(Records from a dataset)
────

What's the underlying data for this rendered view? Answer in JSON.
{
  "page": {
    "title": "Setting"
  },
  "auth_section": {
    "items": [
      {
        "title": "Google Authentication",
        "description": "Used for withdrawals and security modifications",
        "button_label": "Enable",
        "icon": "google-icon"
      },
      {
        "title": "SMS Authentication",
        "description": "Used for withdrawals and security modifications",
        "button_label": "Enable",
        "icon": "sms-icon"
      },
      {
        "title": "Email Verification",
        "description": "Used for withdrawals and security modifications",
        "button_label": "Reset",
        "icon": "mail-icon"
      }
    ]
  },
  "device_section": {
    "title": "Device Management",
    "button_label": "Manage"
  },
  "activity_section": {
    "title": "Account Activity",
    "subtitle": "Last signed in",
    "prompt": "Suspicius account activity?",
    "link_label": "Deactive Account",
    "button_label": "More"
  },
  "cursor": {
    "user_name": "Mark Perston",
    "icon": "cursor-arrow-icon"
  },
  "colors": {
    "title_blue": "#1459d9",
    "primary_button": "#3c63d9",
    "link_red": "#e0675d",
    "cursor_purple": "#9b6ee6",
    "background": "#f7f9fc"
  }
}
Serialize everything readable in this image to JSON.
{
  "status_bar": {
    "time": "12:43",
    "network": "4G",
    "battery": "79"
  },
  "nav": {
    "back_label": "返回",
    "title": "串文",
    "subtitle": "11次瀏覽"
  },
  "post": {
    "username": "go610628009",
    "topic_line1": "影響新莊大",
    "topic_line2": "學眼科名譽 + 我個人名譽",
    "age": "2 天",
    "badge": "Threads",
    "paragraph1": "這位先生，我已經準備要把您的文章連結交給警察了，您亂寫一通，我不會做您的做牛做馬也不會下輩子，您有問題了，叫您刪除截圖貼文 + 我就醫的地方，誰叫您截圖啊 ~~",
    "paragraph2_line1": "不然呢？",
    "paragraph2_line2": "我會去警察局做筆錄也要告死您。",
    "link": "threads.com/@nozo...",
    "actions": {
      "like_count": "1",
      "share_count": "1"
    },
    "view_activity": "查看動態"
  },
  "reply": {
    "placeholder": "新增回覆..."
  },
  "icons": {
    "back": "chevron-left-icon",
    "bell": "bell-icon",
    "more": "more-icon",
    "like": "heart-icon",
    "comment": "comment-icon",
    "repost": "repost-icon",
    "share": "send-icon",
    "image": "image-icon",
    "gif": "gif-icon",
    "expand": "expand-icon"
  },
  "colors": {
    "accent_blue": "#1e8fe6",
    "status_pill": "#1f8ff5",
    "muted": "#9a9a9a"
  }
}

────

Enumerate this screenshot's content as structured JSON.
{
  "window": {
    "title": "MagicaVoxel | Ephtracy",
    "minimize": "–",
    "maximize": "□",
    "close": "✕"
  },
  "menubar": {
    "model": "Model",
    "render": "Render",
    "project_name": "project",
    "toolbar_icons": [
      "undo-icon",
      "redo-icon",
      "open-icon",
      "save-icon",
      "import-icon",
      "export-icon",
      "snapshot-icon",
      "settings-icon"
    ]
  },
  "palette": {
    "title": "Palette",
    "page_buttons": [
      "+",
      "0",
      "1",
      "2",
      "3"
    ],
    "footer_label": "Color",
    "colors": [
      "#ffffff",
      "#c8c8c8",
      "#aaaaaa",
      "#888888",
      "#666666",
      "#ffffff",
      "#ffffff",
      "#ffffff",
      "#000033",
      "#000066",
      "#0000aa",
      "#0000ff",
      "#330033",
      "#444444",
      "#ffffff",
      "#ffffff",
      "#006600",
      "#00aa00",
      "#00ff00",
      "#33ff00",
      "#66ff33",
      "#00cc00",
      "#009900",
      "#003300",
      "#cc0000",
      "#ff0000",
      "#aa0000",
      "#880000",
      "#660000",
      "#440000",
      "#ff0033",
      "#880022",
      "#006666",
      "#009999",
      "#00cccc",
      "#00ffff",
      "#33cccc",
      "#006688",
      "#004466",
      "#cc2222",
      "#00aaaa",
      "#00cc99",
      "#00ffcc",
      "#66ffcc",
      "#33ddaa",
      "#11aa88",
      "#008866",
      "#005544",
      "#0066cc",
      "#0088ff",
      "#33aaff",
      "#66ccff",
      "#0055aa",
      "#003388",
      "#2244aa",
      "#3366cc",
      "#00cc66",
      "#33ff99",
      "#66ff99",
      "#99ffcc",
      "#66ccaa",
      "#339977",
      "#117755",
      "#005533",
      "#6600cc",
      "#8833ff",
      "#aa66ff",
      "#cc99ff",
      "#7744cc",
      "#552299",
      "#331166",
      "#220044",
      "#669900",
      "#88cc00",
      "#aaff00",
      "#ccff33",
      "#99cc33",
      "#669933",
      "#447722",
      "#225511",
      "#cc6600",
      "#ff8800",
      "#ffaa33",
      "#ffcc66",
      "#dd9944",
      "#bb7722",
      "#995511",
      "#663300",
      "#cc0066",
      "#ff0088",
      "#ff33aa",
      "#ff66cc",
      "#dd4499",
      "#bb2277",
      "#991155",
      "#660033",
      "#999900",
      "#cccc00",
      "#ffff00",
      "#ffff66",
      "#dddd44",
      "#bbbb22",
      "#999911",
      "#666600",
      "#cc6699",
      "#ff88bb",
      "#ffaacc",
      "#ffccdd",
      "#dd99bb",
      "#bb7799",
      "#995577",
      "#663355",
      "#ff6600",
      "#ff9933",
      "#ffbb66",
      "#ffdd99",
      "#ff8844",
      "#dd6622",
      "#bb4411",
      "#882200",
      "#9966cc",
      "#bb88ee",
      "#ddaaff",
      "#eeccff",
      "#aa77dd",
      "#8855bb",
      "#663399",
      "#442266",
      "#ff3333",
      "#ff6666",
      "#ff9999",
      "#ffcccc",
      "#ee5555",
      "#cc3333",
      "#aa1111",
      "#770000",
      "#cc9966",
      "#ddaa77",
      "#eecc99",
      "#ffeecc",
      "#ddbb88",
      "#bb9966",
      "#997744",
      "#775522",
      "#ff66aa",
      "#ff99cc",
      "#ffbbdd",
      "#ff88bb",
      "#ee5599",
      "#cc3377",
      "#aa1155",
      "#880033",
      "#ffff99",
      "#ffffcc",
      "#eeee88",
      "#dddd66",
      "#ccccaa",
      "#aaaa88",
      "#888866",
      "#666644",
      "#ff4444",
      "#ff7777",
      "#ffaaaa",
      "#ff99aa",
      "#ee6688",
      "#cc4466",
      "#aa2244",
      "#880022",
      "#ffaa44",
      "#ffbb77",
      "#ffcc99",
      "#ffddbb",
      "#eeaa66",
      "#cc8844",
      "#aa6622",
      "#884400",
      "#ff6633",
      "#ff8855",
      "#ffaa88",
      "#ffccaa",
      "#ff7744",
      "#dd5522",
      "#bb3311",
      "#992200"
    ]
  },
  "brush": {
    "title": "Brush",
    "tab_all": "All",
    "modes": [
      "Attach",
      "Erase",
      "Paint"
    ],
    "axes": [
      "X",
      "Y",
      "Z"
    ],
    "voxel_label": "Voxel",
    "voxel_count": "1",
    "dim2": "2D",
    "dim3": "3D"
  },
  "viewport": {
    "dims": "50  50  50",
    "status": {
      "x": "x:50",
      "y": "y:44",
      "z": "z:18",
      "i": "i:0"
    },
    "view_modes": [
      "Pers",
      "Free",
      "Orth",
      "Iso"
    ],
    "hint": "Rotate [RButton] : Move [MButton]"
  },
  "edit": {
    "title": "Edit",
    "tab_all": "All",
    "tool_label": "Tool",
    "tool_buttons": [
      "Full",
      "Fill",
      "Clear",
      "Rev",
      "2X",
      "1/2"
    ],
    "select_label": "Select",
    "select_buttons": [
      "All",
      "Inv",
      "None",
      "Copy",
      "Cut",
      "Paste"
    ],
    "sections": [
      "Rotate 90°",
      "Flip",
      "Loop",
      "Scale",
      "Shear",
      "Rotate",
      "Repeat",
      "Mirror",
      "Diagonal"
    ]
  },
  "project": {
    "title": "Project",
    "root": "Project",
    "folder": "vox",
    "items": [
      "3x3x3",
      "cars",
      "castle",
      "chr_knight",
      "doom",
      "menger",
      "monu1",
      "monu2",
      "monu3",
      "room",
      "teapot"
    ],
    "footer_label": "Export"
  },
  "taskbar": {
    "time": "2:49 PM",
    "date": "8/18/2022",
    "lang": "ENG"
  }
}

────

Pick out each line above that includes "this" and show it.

What's the underlying data for this rendered view? Answer in JSON.
Serialize everything readable in this image to JSON.
Enumerate this screenshot's content as structured JSON.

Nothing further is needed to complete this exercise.